In developed nations the idea of rent control may appear outdated, yet various types of rent control exist to provide stability in the real estate market, not only to enable struggling pensioners to maintain their homes as the surrounding market skyrockets.
Rent control is a restriction on the increase of rental charges, assisting markets to remain reasonable in extreme growth circumstances. In most world markets tenants are protected by a form of rent control, whether it is a limit on the percentage increase per year, or a system where rental is set at a pre-determined level by the local housing authorities based on the market value of the home.
Rent control has become extremely effective over the past decade with the excessive, fast growth of real estate in emerging markets. While the attraction of foreign investments to boost a country’s economy may appear attractive at the initial stages of the market’s growth, it can often result in excessive rents and unaffordable housing for the domestic market. To counteract this issue, restrictions may be placed on rental increases, enabling the domestic market to access the housing, often a necessity in poorer countries only beginning to experience economic growth.
Different countries follow varied types of rent control systems, often adjusting the structures to enable flexibility as the market modernises. It is rare to find a country where absolute rent control is practiced, keeping all rentals at a pre-determined structure. Most emerging markets will place a restriction on the maximum increase percentage per year, protecting the tenants as well as avoiding the rental market from spiralling out of control.
Other structures may also follow a freeze on the rental amount until the property becomes vacant, enabling the owner to increase the rent to a reasonable market level when new tenants enter the property. In order for controlled rentals to be effective for both landlords and tenants, the owner of the property needs to be able to recover the investment outlay and associated costs, while ensuring the tenant is protected from excessive and unexpected rental increases.

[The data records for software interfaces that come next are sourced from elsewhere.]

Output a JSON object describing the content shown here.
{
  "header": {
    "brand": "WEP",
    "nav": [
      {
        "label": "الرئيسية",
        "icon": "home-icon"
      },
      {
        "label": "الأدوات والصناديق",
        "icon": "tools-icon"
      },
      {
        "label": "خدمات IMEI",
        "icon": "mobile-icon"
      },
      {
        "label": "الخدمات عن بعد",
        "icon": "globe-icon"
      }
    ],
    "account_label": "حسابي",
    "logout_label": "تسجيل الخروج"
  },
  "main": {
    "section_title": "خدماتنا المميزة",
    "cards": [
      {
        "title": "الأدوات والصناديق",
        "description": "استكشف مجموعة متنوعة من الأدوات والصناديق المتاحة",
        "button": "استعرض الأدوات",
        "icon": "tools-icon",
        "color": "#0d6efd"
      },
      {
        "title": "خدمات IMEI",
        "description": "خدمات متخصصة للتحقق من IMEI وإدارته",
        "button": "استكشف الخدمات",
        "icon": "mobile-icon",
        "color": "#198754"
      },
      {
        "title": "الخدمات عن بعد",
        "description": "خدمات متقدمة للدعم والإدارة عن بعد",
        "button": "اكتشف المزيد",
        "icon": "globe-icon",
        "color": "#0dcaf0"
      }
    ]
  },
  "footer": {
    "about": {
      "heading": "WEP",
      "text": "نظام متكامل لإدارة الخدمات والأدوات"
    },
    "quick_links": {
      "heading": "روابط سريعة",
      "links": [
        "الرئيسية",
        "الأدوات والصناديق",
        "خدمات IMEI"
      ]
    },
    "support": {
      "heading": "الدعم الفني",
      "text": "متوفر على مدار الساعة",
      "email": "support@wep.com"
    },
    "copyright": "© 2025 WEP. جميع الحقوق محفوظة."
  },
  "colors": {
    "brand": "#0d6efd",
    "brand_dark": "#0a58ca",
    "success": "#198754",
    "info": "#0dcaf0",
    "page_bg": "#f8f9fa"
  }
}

Although older styles of rent control can be extremely beneficial to tenants, it can place a hold on any growth in the local market, detracting buy-to-let investors as the returns may not cover their investment outlay. This is considered to be a major downside of rent control, as the opportunities for investment growth are absent. Rent control systems following the older formats tend to be hard to encounter, with governments placing restrictions on the controlled units for the benefits of reduced income households, rather than an average tenant.
While in many world markets the implementation of rent control may appear obsolete, controlling excessive growth has become necessary to avoid an unrealistic markets and extreme decline. Considering rent control laws is essential when purchasing a property in a foreign market for its buy-to-let potential. This will assist to ensure a complete understanding of the market being entered, the owner’s legal obligations and any considerations for calculating potential yield returns.